NEW YORK: The French foreign minister on Thursday reminded all those involved in the fragile political process in Libya that anyone who jeopardizes it could face international sanctions.
Jean-Yves Le Drian was presiding over a UN Security Council meeting to discuss the current state of Libya’s road map for resolving years of conflict.
A ceasefire agreement in October last year led to the formation of a transitional government and the scheduling of elections for December this year. But progress has faltered, with factions failing to agree a legal framework for the polls.
Real threats hang over the political process and must be dispelled, Le Drian said, and this must start with an agreement to respect the electoral calendar. He also reiterated that any group that that obstructs this process could face international reprisals.
“I recall that this council was clear in its Resolution 2571 that anyone who jeopardizes the political process may be designated for sanctions,” he said.
Le Drian also called for all foreign fighters to leave the country, as agreed in the ceasefire deal.
The UN’s special envoy to Libya, Jan Kubis, said many Libyan officials appear to be unready to commit to the agreed timetable for elections, and that some are employing tactics designed to obstruct efforts to organize a vote.
Speaking during the session, Prime Minister Abdul Hamid Dbeibeh said with the support of the UN, Libya’s security and economy have become more stable.

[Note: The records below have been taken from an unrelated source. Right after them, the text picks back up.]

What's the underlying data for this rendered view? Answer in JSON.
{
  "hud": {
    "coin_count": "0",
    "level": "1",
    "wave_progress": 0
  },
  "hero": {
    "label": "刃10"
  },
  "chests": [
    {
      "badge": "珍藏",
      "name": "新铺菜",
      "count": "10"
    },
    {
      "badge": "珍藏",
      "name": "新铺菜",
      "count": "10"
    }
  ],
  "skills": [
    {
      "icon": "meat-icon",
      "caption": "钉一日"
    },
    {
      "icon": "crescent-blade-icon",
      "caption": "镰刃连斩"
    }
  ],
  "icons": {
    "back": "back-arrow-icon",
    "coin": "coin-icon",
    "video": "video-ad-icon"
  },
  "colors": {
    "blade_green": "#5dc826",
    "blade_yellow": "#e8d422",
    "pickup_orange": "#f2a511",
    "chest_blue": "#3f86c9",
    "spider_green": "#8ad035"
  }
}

He said that the government formed a ministerial committee to support the upcoming elections on Dec. 24, and allocated the available funds to support the Electoral Commission, despite the lack of approval of the general budget by the House of Representatives. He said failure to adopt the budget impeded the government’s efforts to improve the living conditions of citizens, meet their urgent needs, especially humanitarian ones, and provide the appropriate environment for holding elections.

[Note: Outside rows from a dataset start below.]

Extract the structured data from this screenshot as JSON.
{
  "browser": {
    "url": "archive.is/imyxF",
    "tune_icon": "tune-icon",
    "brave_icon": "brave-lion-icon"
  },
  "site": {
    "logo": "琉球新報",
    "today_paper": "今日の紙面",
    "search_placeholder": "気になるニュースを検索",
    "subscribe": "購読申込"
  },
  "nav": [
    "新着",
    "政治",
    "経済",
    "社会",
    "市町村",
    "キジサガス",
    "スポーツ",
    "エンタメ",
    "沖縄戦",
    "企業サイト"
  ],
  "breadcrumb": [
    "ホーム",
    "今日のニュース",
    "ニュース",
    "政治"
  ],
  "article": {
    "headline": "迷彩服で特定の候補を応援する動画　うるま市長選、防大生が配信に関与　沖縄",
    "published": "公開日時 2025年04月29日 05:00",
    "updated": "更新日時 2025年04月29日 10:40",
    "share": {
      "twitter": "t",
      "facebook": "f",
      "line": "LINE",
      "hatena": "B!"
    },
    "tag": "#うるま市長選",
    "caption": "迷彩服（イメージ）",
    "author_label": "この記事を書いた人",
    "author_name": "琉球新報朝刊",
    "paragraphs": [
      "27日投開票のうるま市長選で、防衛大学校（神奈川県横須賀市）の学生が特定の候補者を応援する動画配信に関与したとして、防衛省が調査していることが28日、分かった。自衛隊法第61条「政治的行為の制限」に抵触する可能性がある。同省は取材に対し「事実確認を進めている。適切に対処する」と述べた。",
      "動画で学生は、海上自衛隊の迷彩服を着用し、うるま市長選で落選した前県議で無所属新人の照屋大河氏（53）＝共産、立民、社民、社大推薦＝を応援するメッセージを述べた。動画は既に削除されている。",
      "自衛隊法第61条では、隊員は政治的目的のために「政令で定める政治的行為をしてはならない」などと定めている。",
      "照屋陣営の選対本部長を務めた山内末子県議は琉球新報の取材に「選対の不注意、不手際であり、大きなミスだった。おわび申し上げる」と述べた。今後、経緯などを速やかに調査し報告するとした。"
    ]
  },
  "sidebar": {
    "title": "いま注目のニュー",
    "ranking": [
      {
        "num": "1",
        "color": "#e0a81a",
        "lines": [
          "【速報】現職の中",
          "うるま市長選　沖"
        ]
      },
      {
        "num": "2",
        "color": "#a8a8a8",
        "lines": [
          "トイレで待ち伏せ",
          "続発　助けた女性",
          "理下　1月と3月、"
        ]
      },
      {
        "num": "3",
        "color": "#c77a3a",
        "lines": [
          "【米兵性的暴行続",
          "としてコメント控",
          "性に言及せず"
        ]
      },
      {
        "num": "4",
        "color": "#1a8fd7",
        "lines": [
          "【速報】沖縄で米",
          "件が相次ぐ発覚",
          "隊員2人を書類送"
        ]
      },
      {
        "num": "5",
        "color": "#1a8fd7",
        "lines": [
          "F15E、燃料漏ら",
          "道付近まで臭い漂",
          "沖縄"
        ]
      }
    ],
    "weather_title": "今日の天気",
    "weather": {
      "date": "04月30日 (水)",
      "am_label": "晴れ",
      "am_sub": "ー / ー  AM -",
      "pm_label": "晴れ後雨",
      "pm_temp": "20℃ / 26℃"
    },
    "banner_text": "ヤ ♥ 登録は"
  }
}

He added instructions were given to the Ministry of Interior to train 30,000 personnel to help secure polling stations throughout Libya, and to ensure the safety of voters, candidates and the entire electoral process.
We thank the UN for its engagement. International partnership is crucial as Libya rids itself of foreign mercenaries.
— عبدالحميد الدبيبة Abdulhamid AlDabaiba (@Dabaibahamid) July 15, 2021
Dbeibeh warned that the presence of mercenaries and foreign fighters on Libyan soil is one of the most important obstacles to stability, and appealed to the Security Council to continue efforts to confront the issue with full force and respect the sovereignty and territorial integrity of Libya.
He said they pose a real danger to the current political process, the efforts to continue the cease-fire, and complete the unification of the military institution, and called for their swift removal.
He called on the international community to support Libya to unify the military and security institution, and to contribute to supporting a comprehensive security strategy, by implementing programs of demobilization, disarmament, reintegration, security sector reform, and border security.
Dbeibeh also said his government was continuing efforts to confront illegal immigrants, but added that the issue must be addressed as a global humanitarian one and cannot be the responsibility of specific countries alone.
He also called on the Security Council to review the sanctions imposed on Libya and to hold accountable those obstructing a political solution in the country.
In a joint statement following the high-level meeting, the 15 members of the Security Council urged the Libyan authorities, including the House of Representatives, to “immediately” agree on a constitutional basis for the elections and to give the High National Election Commission the time and resources it needs to prepare for voting day, in line with the road map developed by the Libyan Political Dialogue Forum. It also encouraged the forum to develop its proposals for a free, fair and inclusive electoral process.
The council urged all sides to fully implement the ceasefire agreement, and called on UN member states to comply with the arms embargo on Libya imposed by resolution 1970, and honor their commitment not to interfere in the internal affairs of the country.
Council members expressed “grave concerns” about the effects of the Libyan crisis spilling over into neighboring countries, particularly in the Sahel, through “the illicit transfer, accumulation (and) misuse of weapons and the flow of armed groups and mercenaries.”
During the meeting, they called for the immediate withdrawal from Libya of all foreign combatants and mercenaries. They also emphasized the need to plan for “the disarmament (and) reintegration of armed groups, security-sector reforms and the establishment of a unified, civilian-led security architecture for Libya as a whole.”
Members underscored the importance of ensuring that those responsible for violations of international humanitarian and human rights laws are held accountable.
They also reiterated their concerns about “the smuggling of migrants and refugees, and human trafficking through Libya” and “the dire situation faced by migrants, refugees and internally displaced people, including children” in the country.